Transportation of Spent Nuclear Fuel

What We Regulate

Spent nuclear fuel refers to uranium-bearing fuel elements that have been used at commercial nuclear reactors and that are no longer producing enough energy to sustain a nuclear reaction. Once the spent fuel is removed from the reactor the fission process has stopped, but the spent fuel assemblies still generate significant amounts of radiation and heat. Because of the residual hazard, spent fuel must be shipped in containers or casks that shield and contain the radioactivity and dissipate the heat.

Over the last 40 years, thousands of shipments of commercially generated spent nuclear fuel have been made throughout the United States without causing any radiological releases to the environment or harm to the public.
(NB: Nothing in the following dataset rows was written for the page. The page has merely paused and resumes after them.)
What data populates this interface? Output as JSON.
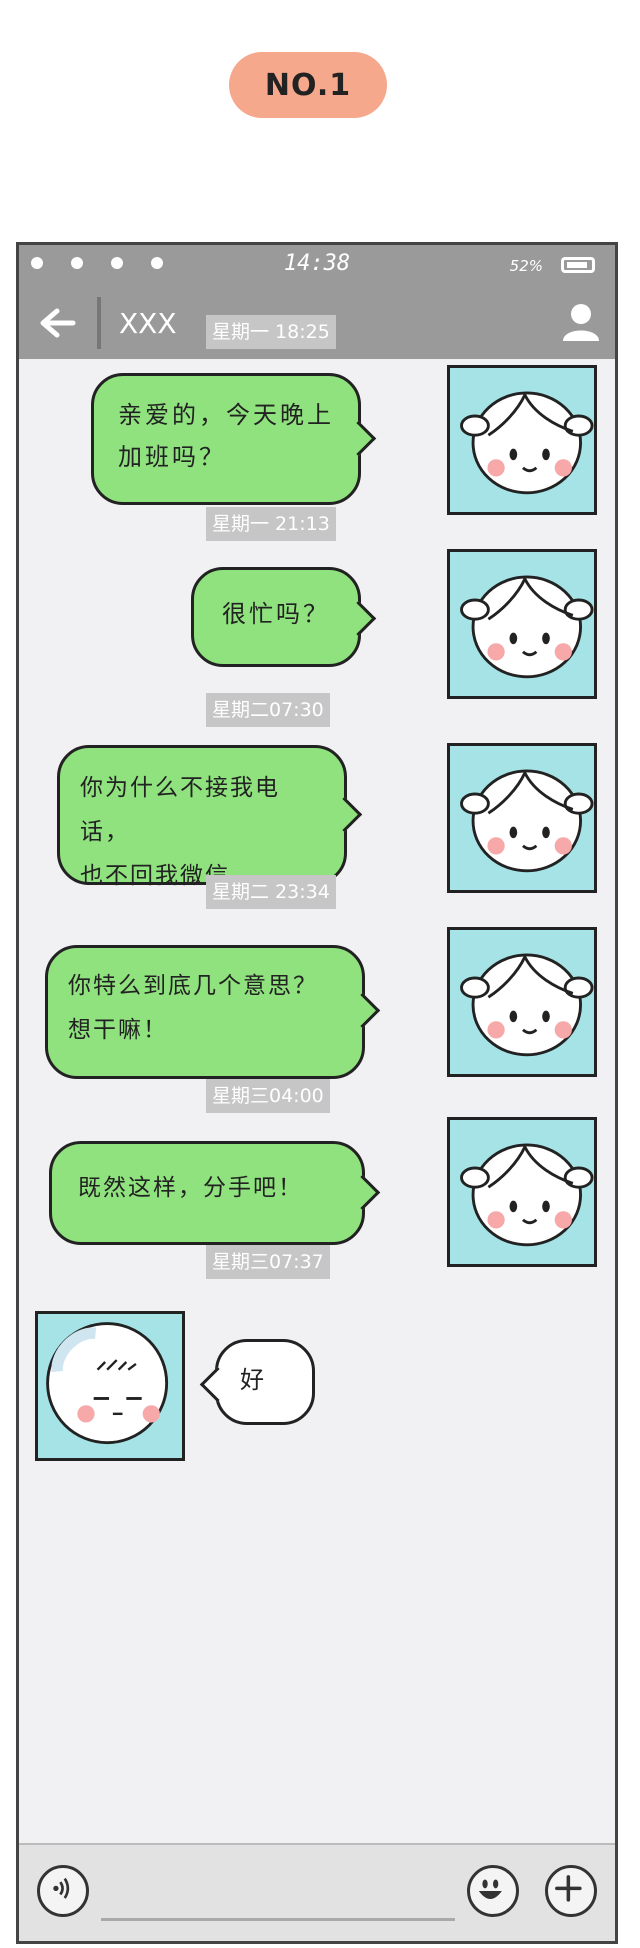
{
  "badge": "NO.1",
  "status": {
    "time": "14:38",
    "battery": "52%"
  },
  "header": {
    "title": "XXX"
  },
  "messages": [
    {
      "time": "星期一 18:25",
      "line1": "亲爱的，今天晚上",
      "line2": "加班吗？"
    },
    {
      "time": "星期一 21:13",
      "line1": "很忙吗？",
      "line2": ""
    },
    {
      "time": "星期二07:30",
      "line1": "你为什么不接我电话，",
      "line2": "也不回我微信"
    },
    {
      "time": "星期二 23:34",
      "line1": "你特么到底几个意思？",
      "line2": "想干嘛！"
    },
    {
      "time": "星期三04:00",
      "line1": "既然这样，分手吧！",
      "line2": ""
    },
    {
      "time": "星期三07:37",
      "line1": "好",
      "line2": ""
    }
  ],
  "icons": [
    "back-arrow-icon",
    "user-icon",
    "voice-icon",
    "emoji-icon",
    "plus-icon"
  ]
}
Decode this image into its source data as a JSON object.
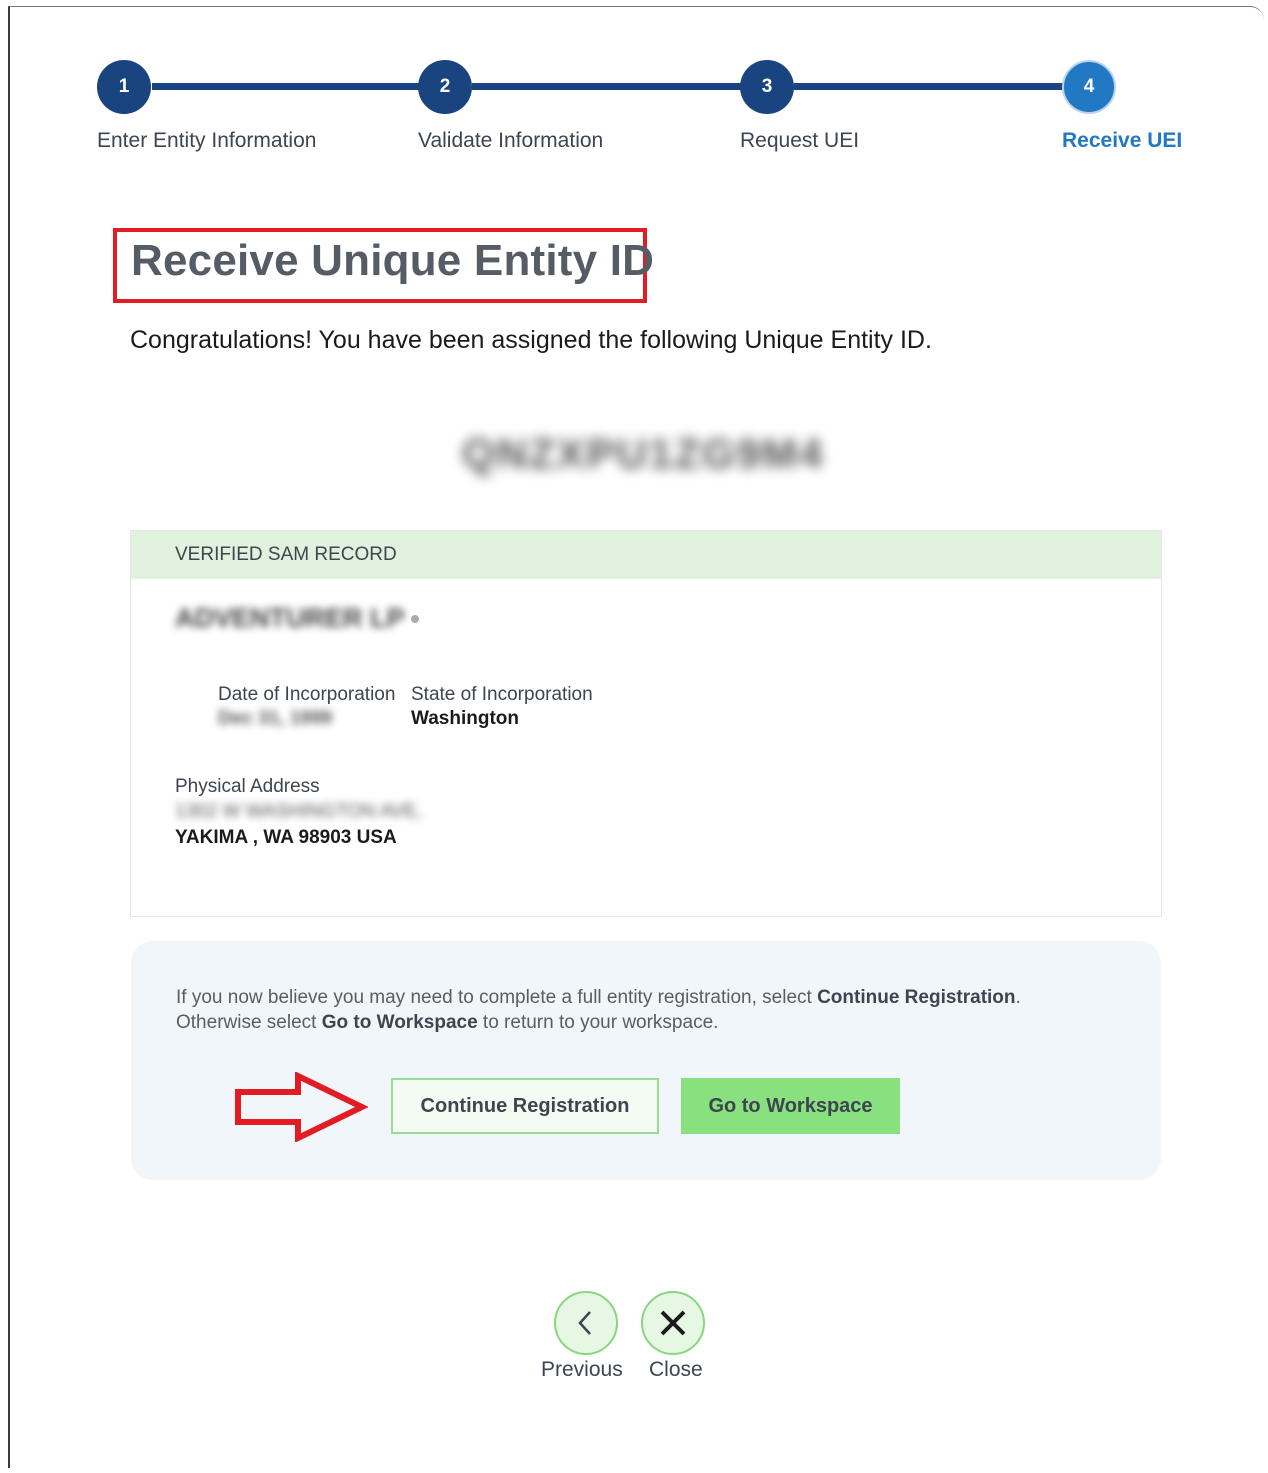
{
  "stepper": {
    "steps": [
      {
        "number": "1",
        "label": "Enter Entity Information"
      },
      {
        "number": "2",
        "label": "Validate Information"
      },
      {
        "number": "3",
        "label": "Request UEI"
      },
      {
        "number": "4",
        "label": "Receive UEI"
      }
    ],
    "current_step": 4
  },
  "page": {
    "title": "Receive Unique Entity ID",
    "congrats": "Congratulations! You have been assigned the following Unique Entity ID.",
    "uei_value": "QNZXPU1ZG9M4"
  },
  "record": {
    "header": "VERIFIED SAM RECORD",
    "entity_name": "ADVENTURER LP",
    "date_of_incorporation_label": "Date of Incorporation",
    "date_of_incorporation_value": "Dec 31, 1999",
    "state_of_incorporation_label": "State of Incorporation",
    "state_of_incorporation_value": "Washington",
    "physical_address_label": "Physical Address",
    "address_line1": "1302 W WASHINGTON AVE,",
    "address_line2": "YAKIMA , WA 98903 USA"
  },
  "info": {
    "line1_prefix": "If you now believe you may need to complete a full entity registration, select ",
    "line1_bold": "Continue Registration",
    "line1_suffix": ".",
    "line2_prefix": "Otherwise select ",
    "line2_bold": "Go to Workspace",
    "line2_suffix": " to return to your workspace.",
    "continue_button": "Continue Registration",
    "workspace_button": "Go to Workspace"
  },
  "nav": {
    "previous_label": "Previous",
    "close_label": "Close"
  },
  "colors": {
    "stepper_done": "#1a4480",
    "stepper_current": "#2378c3",
    "highlight_red": "#e31c23",
    "record_header_bg": "#e0f2dd",
    "button_green": "#88e07f"
  }
}
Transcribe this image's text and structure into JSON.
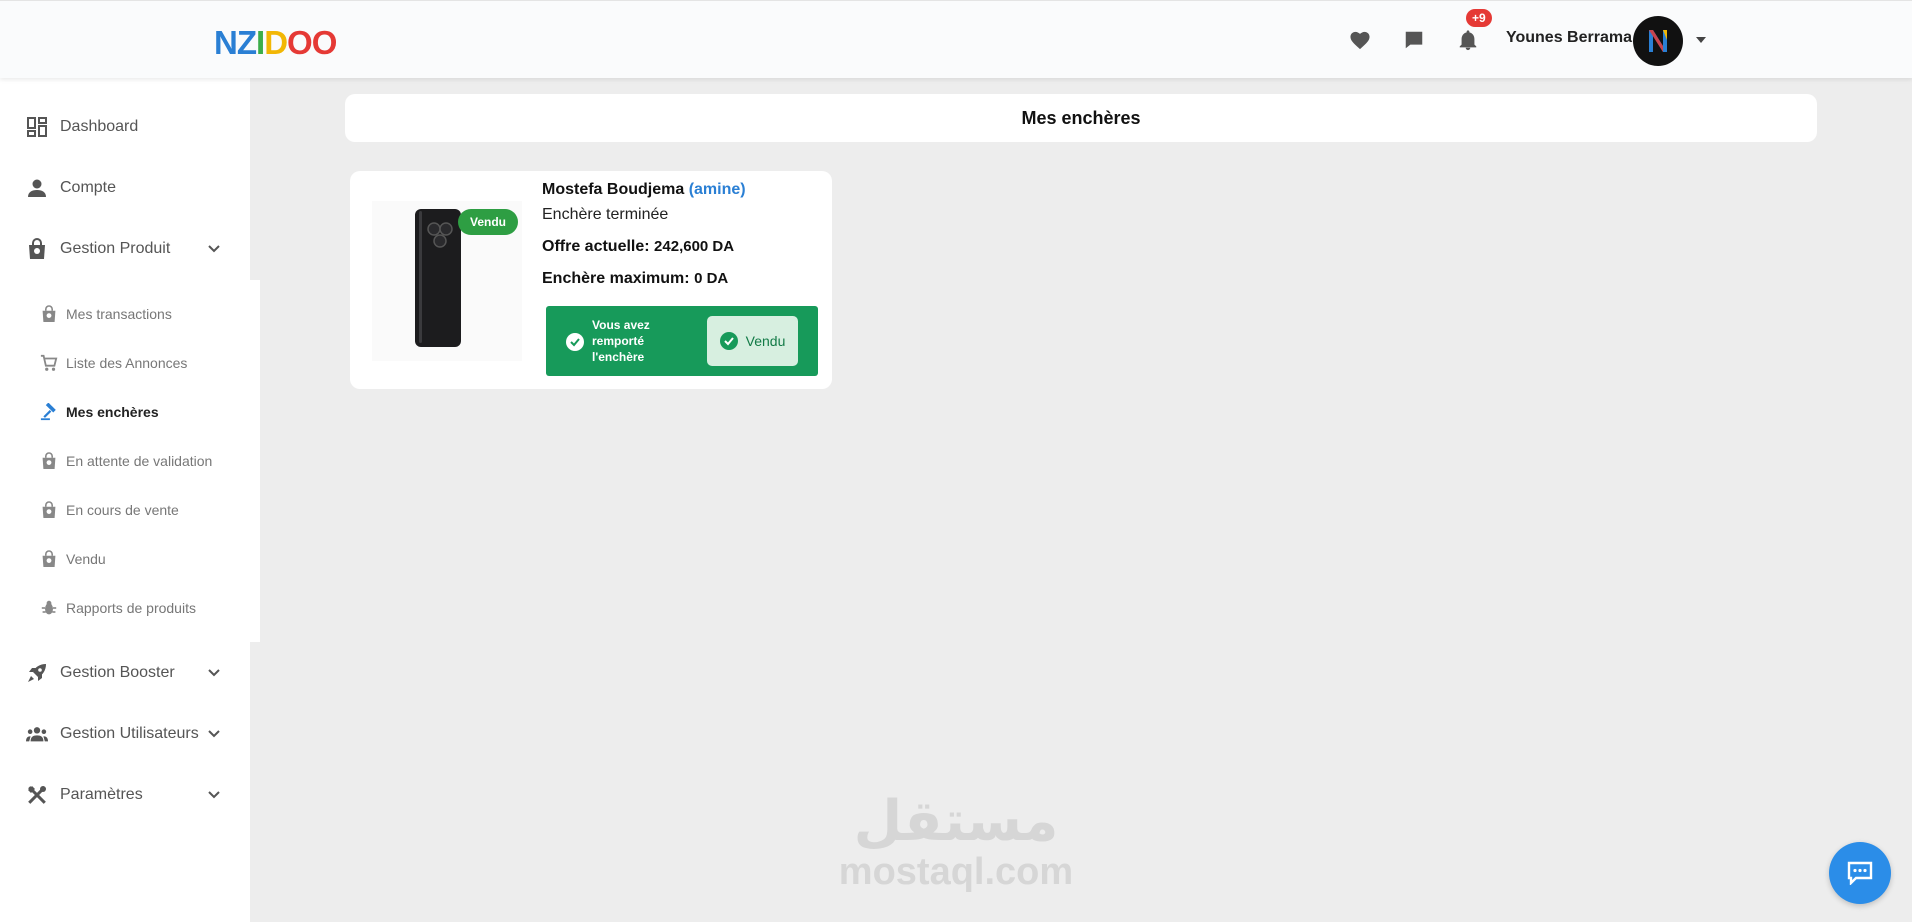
{
  "header": {
    "logo_letters": [
      {
        "ch": "N",
        "color": "#2a7fd4"
      },
      {
        "ch": "Z",
        "color": "#2a7fd4"
      },
      {
        "ch": "I",
        "color": "#3cae4a"
      },
      {
        "ch": "D",
        "color": "#f2b705"
      },
      {
        "ch": "O",
        "color": "#e53935"
      },
      {
        "ch": "O",
        "color": "#e53935"
      }
    ],
    "icons": [
      "heart-icon",
      "chat-bubble-icon",
      "bell-icon"
    ],
    "notification_count": "+9",
    "username": "Younes Berrama"
  },
  "sidebar": {
    "items": [
      {
        "label": "Dashboard",
        "icon": "dashboard-icon"
      },
      {
        "label": "Compte",
        "icon": "person-icon"
      },
      {
        "label": "Gestion Produit",
        "icon": "bag-icon",
        "expanded": true
      }
    ],
    "sub_items": [
      {
        "label": "Mes transactions",
        "icon": "bag-icon"
      },
      {
        "label": "Liste des Annonces",
        "icon": "cart-icon"
      },
      {
        "label": "Mes enchères",
        "icon": "gavel-icon",
        "active": true
      },
      {
        "label": "En attente de validation",
        "icon": "bag-icon"
      },
      {
        "label": "En cours de vente",
        "icon": "bag-icon"
      },
      {
        "label": "Vendu",
        "icon": "bag-icon"
      },
      {
        "label": "Rapports de produits",
        "icon": "bug-icon"
      }
    ],
    "bottom_items": [
      {
        "label": "Gestion Booster",
        "icon": "rocket-icon"
      },
      {
        "label": "Gestion Utilisateurs",
        "icon": "group-icon"
      },
      {
        "label": "Paramètres",
        "icon": "tools-icon"
      }
    ]
  },
  "main": {
    "page_title": "Mes enchères",
    "auction": {
      "sold_tag": "Vendu",
      "seller_name": "Mostefa Boudjema",
      "seller_alias": "(amine)",
      "status": "Enchère terminée",
      "offer_label": "Offre actuelle:",
      "offer_value": "242,600 DA",
      "max_label": "Enchère maximum:",
      "max_value": "0 DA",
      "win_message": "Vous avez remporté l'enchère",
      "win_button": "Vendu"
    }
  },
  "watermark": {
    "arabic": "مستقل",
    "latin": "mostaql.com"
  },
  "colors": {
    "accent": "#2a7fd4",
    "success": "#179a5a",
    "sold_tag": "#2e9e43",
    "badge": "#e53935"
  }
}
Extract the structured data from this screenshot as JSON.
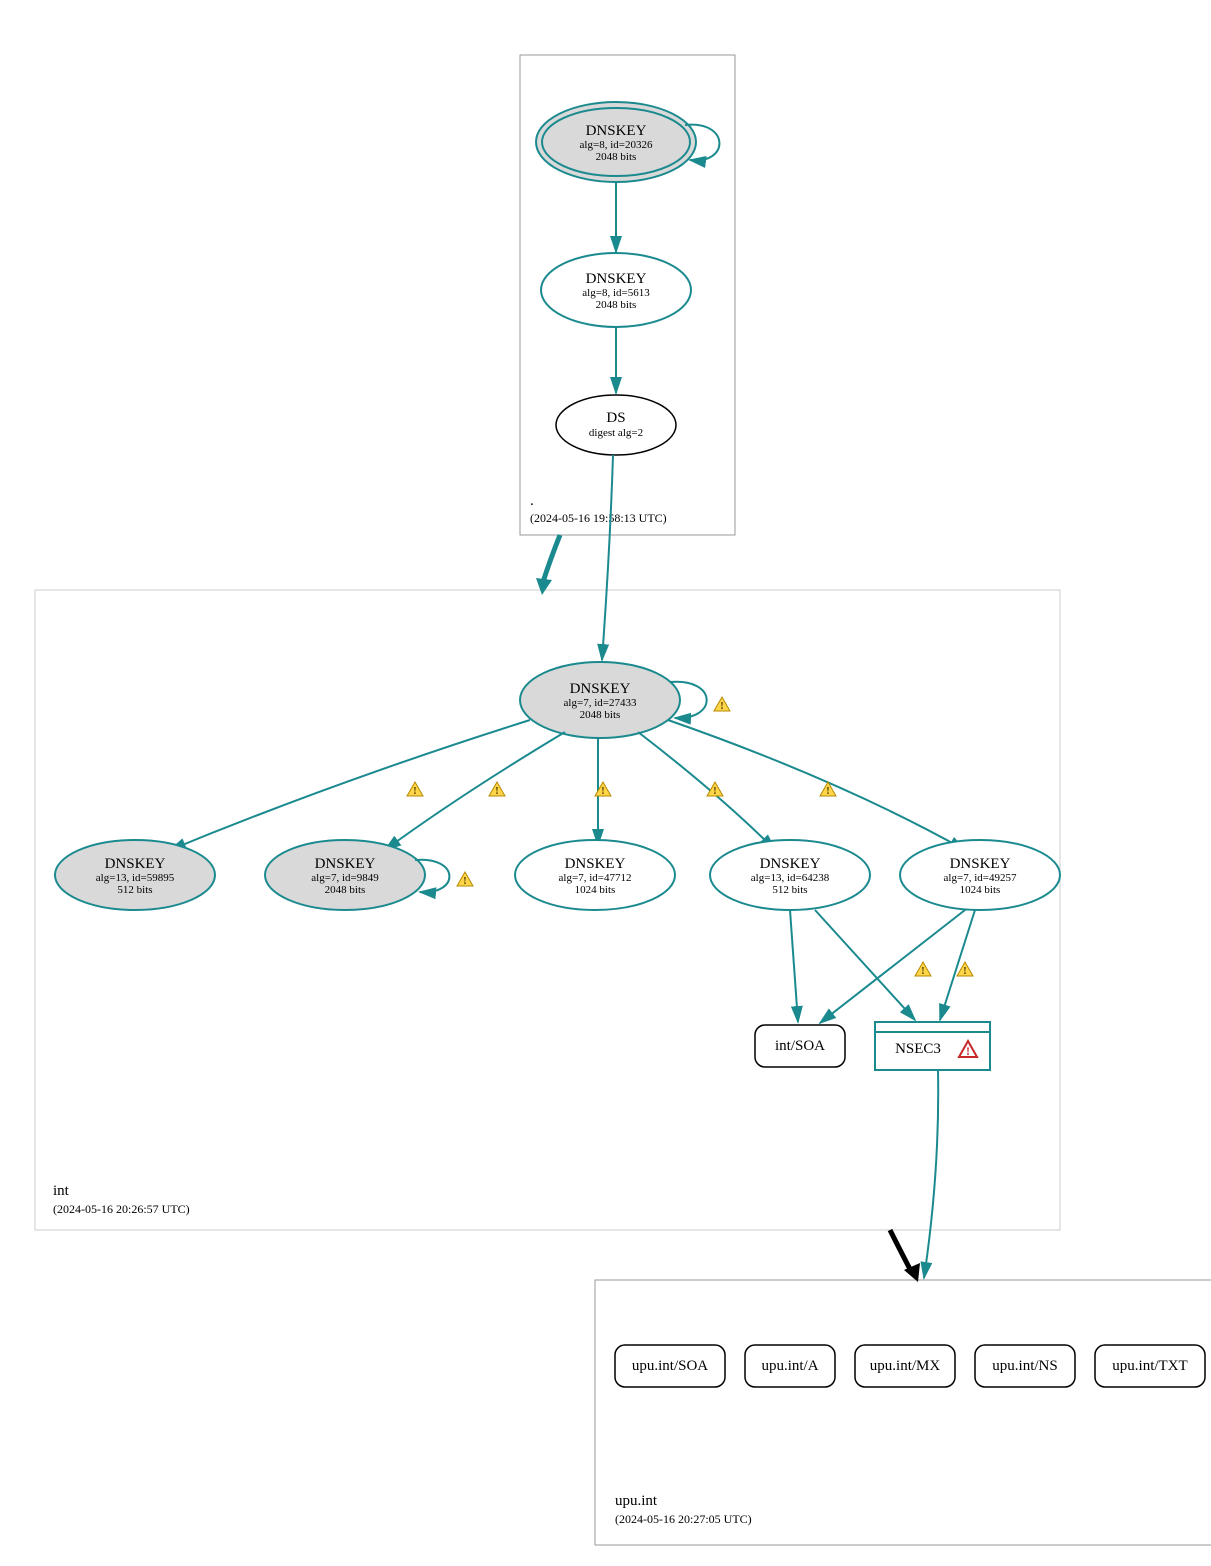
{
  "zones": {
    "root": {
      "label": ".",
      "timestamp": "(2024-05-16 19:58:13 UTC)"
    },
    "int": {
      "label": "int",
      "timestamp": "(2024-05-16 20:26:57 UTC)"
    },
    "upu": {
      "label": "upu.int",
      "timestamp": "(2024-05-16 20:27:05 UTC)"
    }
  },
  "nodes": {
    "root_ksk": {
      "title": "DNSKEY",
      "line2": "alg=8, id=20326",
      "line3": "2048 bits"
    },
    "root_zsk": {
      "title": "DNSKEY",
      "line2": "alg=8, id=5613",
      "line3": "2048 bits"
    },
    "root_ds": {
      "title": "DS",
      "line2": "digest alg=2"
    },
    "int_ksk": {
      "title": "DNSKEY",
      "line2": "alg=7, id=27433",
      "line3": "2048 bits"
    },
    "int_k1": {
      "title": "DNSKEY",
      "line2": "alg=13, id=59895",
      "line3": "512 bits"
    },
    "int_k2": {
      "title": "DNSKEY",
      "line2": "alg=7, id=9849",
      "line3": "2048 bits"
    },
    "int_k3": {
      "title": "DNSKEY",
      "line2": "alg=7, id=47712",
      "line3": "1024 bits"
    },
    "int_k4": {
      "title": "DNSKEY",
      "line2": "alg=13, id=64238",
      "line3": "512 bits"
    },
    "int_k5": {
      "title": "DNSKEY",
      "line2": "alg=7, id=49257",
      "line3": "1024 bits"
    },
    "int_soa": {
      "title": "int/SOA"
    },
    "int_nsec3": {
      "title": "NSEC3"
    },
    "upu_soa": {
      "title": "upu.int/SOA"
    },
    "upu_a": {
      "title": "upu.int/A"
    },
    "upu_mx": {
      "title": "upu.int/MX"
    },
    "upu_ns": {
      "title": "upu.int/NS"
    },
    "upu_txt": {
      "title": "upu.int/TXT"
    }
  }
}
Most of these shipments occur between different reactors owned by the same utility to share storage space for spent fuel, or they may be shipped to a research facility to perform tests on the spent fuel itself. In the near future, because of a potential high-level waste repository being built, the number of these shipments by road and rail is expected to increase.

Currently the NRC is conducting a potentially large-scale Transportation Campaign of Spent Nuclear Fuel.

How We Regulate

The NRC regulates spent fuel transportation through a combination of safety and security requirements, certification of transportation casks, inspections, and a system of monitoring to ensure that requirements are being met. For general information, see the How We Regulate page. For details, see the following pages under Nuclear Materials Transportation:

Page Last Reviewed/Updated Friday, March 26, 2021